Dataset rows for apps and sites:
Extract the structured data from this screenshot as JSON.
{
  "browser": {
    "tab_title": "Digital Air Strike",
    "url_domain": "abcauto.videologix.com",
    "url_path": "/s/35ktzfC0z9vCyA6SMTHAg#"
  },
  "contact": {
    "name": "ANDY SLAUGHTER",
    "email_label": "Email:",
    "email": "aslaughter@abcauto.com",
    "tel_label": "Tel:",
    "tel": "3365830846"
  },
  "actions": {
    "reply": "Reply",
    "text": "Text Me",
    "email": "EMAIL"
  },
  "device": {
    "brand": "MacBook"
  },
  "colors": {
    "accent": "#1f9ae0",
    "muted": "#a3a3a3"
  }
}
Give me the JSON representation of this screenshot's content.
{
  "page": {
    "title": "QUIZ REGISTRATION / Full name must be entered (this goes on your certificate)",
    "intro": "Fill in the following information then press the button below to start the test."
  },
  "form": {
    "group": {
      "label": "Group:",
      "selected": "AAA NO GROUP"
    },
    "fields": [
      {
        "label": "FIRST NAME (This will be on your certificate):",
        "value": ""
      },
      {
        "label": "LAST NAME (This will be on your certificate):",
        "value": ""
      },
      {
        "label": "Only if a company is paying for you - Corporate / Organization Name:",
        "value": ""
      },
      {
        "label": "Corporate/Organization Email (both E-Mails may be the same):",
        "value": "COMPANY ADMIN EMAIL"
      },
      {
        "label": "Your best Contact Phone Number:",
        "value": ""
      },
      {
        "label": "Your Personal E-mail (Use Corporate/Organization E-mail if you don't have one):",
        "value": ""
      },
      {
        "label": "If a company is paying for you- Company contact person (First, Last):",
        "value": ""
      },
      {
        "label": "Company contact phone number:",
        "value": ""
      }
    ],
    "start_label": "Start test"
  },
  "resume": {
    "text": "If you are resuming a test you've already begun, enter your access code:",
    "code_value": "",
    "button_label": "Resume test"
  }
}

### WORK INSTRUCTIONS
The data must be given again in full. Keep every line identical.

### THE COMPLETED TASK
Extract the structured data from this screenshot as JSON.
{
  "browser": {
    "tab_title": "Digital Air Strike",
    "url_domain": "abcauto.videologix.com",
    "url_path": "/s/35ktzfC0z9vCyA6SMTHAg#"
  },
  "contact": {
    "name": "ANDY SLAUGHTER",
    "email_label": "Email:",
    "email": "aslaughter@abcauto.com",
    "tel_label": "Tel:",
    "tel": "3365830846"
  },
  "actions": {
    "reply": "Reply",
    "text": "Text Me",
    "email": "EMAIL"
  },
  "device": {
    "brand": "MacBook"
  },
  "colors": {
    "accent": "#1f9ae0",
    "muted": "#a3a3a3"
  }
}
Give me the JSON representation of this screenshot's content.
{
  "page": {
    "title": "QUIZ REGISTRATION / Full name must be entered (this goes on your certificate)",
    "intro": "Fill in the following information then press the button below to start the test."
  },
  "form": {
    "group": {
      "label": "Group:",
      "selected": "AAA NO GROUP"
    },
    "fields": [
      {
        "label": "FIRST NAME (This will be on your certificate):",
        "value": ""
      },
      {
        "label": "LAST NAME (This will be on your certificate):",
        "value": ""
      },
      {
        "label": "Only if a company is paying for you - Corporate / Organization Name:",
        "value": ""
      },
      {
        "label": "Corporate/Organization Email (both E-Mails may be the same):",
        "value": "COMPANY ADMIN EMAIL"
      },
      {
        "label": "Your best Contact Phone Number:",
        "value": ""
      },
      {
        "label": "Your Personal E-mail (Use Corporate/Organization E-mail if you don't have one):",
        "value": ""
      },
      {
        "label": "If a company is paying for you- Company contact person (First, Last):",
        "value": ""
      },
      {
        "label": "Company contact phone number:",
        "value": ""
      }
    ],
    "start_label": "Start test"
  },
  "resume": {
    "text": "If you are resuming a test you've already begun, enter your access code:",
    "code_value": "",
    "button_label": "Resume test"
  }
}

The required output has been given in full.